• Making a Difference? European Union’s Response to Conflict and Mass Atrocities in the Democratic Republic of Congo (1994-2009)

      Pankhurst, Donna T.; Bizimana Kayinamura, Ladislas (University of BradfordDepartment of Peace Studies, 2013)

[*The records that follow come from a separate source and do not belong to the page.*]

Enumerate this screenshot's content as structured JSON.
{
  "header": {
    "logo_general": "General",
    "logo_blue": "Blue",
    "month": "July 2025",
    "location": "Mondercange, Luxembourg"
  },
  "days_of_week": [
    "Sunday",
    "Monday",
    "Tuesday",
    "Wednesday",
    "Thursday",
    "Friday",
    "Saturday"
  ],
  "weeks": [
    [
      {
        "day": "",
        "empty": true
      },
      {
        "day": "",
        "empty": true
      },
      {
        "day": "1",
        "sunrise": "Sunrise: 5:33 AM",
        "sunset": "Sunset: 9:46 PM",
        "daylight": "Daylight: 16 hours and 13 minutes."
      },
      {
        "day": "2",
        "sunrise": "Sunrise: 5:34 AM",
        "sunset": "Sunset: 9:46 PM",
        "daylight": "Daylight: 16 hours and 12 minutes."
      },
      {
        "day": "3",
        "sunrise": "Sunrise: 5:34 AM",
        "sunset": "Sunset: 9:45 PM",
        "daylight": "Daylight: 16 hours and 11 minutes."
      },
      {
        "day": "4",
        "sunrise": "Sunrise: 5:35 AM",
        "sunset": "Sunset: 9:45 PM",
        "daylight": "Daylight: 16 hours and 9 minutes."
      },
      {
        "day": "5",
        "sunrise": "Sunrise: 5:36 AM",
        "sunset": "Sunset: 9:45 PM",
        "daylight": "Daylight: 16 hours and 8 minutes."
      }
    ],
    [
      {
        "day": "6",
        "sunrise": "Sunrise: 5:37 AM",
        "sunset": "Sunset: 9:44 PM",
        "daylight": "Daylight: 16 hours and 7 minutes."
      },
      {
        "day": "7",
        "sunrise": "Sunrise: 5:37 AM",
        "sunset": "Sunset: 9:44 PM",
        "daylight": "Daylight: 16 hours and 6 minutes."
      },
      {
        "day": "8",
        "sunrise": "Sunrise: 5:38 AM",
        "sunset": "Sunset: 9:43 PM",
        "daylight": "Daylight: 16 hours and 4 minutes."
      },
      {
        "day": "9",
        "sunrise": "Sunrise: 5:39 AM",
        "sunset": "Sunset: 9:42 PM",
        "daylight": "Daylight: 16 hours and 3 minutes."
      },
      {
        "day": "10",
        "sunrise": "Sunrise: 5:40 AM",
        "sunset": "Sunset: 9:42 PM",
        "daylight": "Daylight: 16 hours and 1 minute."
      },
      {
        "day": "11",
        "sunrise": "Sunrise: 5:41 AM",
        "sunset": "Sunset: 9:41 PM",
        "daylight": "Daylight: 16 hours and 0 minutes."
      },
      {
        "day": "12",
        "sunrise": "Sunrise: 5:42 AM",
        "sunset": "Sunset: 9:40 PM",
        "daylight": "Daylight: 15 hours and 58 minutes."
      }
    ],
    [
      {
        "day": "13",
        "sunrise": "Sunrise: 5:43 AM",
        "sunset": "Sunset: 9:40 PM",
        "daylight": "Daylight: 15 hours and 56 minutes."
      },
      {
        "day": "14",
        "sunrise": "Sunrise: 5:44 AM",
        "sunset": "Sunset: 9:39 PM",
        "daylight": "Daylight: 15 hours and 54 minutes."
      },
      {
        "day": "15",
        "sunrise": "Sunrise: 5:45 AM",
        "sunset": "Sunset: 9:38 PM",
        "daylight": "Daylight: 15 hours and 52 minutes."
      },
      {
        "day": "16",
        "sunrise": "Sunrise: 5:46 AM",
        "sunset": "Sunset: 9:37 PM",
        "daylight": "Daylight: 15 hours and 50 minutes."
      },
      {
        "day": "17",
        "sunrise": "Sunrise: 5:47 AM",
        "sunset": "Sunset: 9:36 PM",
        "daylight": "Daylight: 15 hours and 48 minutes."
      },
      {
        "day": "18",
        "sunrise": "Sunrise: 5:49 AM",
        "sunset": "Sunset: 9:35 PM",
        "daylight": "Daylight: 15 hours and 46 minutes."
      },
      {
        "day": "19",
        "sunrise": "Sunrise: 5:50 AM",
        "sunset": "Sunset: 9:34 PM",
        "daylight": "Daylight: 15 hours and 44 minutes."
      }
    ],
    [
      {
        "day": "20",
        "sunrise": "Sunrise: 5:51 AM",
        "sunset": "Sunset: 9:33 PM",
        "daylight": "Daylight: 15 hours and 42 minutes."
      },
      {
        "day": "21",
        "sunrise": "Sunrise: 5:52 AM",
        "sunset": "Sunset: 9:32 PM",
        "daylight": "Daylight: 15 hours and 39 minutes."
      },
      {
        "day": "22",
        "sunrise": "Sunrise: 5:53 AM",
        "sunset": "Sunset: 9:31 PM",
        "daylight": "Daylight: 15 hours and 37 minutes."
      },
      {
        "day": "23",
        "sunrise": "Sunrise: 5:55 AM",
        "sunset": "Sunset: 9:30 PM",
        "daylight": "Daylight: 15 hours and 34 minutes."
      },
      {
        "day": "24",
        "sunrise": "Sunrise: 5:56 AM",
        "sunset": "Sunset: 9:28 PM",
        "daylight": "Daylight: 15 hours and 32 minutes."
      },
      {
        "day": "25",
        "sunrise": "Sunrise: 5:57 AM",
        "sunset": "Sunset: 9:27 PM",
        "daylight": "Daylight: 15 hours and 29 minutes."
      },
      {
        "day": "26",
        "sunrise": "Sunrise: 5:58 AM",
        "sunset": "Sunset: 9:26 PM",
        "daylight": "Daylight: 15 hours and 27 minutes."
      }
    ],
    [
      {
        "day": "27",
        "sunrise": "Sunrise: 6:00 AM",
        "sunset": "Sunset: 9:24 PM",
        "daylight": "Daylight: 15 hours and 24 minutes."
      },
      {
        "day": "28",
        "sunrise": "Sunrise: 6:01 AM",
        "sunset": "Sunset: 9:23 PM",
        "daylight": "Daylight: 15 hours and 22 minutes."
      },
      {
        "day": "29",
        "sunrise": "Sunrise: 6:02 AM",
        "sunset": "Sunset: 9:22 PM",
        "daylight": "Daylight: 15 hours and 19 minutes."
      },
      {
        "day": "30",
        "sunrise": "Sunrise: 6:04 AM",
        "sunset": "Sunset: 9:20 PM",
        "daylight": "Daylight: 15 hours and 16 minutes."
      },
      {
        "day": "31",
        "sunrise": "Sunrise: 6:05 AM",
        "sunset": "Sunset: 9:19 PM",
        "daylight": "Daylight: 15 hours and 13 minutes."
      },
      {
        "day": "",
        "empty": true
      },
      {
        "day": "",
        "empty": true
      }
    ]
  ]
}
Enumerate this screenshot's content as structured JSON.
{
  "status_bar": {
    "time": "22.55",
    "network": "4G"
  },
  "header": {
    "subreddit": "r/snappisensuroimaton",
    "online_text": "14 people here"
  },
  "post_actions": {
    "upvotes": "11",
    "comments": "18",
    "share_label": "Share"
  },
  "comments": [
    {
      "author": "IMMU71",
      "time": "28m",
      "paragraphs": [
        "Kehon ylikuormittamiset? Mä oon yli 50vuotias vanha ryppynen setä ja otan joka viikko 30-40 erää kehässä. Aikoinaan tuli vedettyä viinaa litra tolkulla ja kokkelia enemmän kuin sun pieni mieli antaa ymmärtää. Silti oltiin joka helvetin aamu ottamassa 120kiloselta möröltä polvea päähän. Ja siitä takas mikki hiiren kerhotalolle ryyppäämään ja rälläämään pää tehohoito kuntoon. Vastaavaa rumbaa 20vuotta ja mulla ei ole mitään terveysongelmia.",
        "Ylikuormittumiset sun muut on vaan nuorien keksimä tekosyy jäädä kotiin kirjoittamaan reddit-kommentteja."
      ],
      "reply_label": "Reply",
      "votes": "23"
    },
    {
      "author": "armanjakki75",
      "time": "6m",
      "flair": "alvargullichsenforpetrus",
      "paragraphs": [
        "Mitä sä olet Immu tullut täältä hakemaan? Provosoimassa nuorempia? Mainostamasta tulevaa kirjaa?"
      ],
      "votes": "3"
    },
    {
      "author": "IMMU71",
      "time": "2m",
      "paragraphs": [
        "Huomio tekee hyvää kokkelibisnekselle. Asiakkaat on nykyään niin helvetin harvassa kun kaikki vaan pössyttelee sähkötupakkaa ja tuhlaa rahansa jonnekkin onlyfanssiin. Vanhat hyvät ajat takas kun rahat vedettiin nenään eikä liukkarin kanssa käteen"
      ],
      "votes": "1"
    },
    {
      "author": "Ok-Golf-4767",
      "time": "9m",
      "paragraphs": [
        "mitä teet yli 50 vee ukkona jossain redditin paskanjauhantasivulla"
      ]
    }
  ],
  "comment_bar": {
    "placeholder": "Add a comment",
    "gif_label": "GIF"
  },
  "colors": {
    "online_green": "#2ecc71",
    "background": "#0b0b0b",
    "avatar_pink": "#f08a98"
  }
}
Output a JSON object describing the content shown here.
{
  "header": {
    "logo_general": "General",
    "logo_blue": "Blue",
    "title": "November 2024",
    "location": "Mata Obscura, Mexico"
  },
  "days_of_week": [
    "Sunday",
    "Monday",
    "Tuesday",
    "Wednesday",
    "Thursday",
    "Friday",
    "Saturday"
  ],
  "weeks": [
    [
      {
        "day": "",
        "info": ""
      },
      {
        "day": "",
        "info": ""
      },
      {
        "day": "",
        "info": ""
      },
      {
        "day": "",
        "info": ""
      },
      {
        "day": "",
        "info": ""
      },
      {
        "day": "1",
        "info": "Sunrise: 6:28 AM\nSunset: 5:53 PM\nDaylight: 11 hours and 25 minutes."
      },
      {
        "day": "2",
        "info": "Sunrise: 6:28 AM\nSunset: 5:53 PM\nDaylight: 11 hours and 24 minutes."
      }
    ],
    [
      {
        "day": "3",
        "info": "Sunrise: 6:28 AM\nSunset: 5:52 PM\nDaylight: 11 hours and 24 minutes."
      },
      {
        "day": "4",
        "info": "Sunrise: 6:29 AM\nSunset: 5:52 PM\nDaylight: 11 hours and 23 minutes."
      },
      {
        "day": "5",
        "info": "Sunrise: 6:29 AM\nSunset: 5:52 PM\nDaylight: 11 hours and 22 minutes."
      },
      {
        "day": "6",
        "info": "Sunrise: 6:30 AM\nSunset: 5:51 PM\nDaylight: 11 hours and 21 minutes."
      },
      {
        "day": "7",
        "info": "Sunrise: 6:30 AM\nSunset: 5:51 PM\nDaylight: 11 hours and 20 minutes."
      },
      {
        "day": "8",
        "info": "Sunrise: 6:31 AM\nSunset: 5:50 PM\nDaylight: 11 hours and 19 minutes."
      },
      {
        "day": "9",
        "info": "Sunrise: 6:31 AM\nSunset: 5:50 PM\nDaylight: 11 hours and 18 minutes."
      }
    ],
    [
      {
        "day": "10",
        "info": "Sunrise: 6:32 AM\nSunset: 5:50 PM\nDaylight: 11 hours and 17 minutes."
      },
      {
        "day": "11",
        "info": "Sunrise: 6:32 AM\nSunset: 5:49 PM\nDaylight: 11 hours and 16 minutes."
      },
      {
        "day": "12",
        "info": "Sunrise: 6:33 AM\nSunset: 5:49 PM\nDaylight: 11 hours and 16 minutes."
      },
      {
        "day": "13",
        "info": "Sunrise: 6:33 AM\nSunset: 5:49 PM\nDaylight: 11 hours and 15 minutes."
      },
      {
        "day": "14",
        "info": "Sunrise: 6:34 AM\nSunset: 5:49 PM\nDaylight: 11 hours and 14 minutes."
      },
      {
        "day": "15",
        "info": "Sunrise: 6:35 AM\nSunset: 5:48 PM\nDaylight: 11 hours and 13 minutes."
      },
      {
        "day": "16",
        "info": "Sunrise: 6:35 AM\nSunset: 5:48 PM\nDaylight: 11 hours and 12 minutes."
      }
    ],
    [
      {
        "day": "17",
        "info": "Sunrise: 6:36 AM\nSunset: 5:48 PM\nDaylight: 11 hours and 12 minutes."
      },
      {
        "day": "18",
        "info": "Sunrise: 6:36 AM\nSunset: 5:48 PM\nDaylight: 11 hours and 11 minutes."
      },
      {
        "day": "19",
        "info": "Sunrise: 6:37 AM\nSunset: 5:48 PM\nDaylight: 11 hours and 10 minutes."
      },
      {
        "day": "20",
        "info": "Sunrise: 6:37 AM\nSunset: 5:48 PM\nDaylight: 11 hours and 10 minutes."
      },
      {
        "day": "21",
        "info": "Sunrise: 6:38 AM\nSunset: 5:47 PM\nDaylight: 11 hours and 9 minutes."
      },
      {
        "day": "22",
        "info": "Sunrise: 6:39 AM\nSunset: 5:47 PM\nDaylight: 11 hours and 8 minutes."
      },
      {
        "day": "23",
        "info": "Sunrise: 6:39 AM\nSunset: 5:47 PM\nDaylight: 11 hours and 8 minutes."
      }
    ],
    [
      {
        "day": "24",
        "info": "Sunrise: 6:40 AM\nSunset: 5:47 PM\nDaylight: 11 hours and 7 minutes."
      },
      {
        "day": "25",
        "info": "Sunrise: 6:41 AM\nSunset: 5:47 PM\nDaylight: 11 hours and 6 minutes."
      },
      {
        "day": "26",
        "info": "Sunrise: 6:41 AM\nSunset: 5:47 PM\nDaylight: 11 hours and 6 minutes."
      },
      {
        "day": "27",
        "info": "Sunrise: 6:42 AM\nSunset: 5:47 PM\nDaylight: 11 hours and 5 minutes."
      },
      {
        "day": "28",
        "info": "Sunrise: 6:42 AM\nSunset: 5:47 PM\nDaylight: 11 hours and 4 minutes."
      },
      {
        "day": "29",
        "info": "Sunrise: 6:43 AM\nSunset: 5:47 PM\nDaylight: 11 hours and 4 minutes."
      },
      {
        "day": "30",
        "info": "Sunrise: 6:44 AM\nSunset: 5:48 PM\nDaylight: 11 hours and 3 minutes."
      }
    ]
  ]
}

      This dissertation scrutinises two related claims that were particularly heightened in 2009 as the European Union (EU) was celebrating the first tenth anniversary of its European Security and Defence Policy (ESDP), the implementing arm of its Common Foreign and Security Policy (CFSP). First, the two policy frameworks allegedly embodied sufficient added value for bettering EU intervention for human protection purposes in third places. Second, the ESDP supposedly enabled the EU to make a difference in its response to two bloody wars that broke out in the Democratic Republic of Congo (DR Congo) successively in 1996 and 1998. This thesis argues that the alleged added value and difference have been overstated at best. While various studies have taken a similar position, they have important shortcomings for at least four reasons: lack of a comprehensive account of the CFSP motives, capacities, and response; exclusive focus on civil and military operations; focus on the post-Second Congo War period; and a lack of conceptual clarity regarding two key terms – ‘conflict resolution’ and ‘peacebuilding’. This thesis goes beyond generalisation and undertakes a forensic examination of the CFSP statements, decisions, and actions precisely through the lens of Conflict Resolution (CR): a specific subject area of study with its own normative, theoretical, and practical advantages and shortcomings; and with a more comprehensive and indeed seminal conceptualisation of peacebuilding. The outcome is a far more nuanced assessment of failure and success of the EU’s peace endeavours in this context than can be obtained through a broad-brush approach to analysis